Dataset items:
──────────
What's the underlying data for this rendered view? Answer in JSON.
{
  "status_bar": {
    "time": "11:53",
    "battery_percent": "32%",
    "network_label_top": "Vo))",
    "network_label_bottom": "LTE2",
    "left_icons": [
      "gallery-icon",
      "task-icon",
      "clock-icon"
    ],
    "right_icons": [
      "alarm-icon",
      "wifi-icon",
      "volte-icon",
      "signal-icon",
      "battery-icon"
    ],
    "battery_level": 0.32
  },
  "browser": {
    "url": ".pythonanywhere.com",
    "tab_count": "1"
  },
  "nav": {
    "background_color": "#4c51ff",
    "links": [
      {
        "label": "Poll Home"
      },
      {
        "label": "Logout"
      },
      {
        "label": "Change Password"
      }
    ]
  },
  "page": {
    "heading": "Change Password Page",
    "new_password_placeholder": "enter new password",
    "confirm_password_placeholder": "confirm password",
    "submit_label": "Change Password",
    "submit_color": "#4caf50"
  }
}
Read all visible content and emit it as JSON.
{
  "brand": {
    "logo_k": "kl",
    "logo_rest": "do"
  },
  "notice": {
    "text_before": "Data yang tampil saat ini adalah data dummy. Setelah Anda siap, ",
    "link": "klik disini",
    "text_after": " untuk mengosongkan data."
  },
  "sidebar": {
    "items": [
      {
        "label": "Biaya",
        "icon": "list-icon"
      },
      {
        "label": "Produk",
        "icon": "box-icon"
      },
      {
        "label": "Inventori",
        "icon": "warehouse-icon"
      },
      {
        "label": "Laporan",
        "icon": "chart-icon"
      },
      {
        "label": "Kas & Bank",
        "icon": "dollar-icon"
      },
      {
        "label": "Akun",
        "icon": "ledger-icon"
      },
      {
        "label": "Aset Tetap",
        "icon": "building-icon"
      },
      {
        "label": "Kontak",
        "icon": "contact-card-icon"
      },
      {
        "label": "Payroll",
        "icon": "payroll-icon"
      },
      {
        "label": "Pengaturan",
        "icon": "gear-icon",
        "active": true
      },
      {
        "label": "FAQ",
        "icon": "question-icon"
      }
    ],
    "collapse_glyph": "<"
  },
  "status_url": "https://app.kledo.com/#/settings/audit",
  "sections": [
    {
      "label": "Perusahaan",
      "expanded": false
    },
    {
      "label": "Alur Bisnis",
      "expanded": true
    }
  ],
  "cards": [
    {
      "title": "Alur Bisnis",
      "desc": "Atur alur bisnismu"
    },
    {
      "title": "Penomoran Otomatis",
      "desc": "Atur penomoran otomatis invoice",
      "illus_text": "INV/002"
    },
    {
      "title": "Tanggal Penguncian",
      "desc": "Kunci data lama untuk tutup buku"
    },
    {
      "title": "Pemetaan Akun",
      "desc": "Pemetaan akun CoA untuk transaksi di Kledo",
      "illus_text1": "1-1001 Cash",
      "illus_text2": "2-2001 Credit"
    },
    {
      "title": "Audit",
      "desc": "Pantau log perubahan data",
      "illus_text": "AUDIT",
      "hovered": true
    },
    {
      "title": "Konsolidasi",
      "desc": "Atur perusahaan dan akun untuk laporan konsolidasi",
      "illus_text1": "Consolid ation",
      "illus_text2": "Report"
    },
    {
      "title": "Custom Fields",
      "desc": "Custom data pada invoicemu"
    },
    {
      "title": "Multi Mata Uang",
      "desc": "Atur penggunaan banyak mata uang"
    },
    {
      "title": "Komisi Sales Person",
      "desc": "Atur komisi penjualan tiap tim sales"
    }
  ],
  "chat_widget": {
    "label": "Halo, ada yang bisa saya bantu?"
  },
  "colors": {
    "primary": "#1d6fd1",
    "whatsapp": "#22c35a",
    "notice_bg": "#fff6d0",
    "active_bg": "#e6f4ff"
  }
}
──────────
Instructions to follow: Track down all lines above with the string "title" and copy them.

The answer:
      "title": "Alur Bisnis",
      "title": "Penomoran Otomatis",
      "title": "Tanggal Penguncian",
      "title": "Pemetaan Akun",
      "title": "Audit",
      "title": "Konsolidasi",
      "title": "Custom Fields",
      "title": "Multi Mata Uang",
      "title": "Komisi Sales Person",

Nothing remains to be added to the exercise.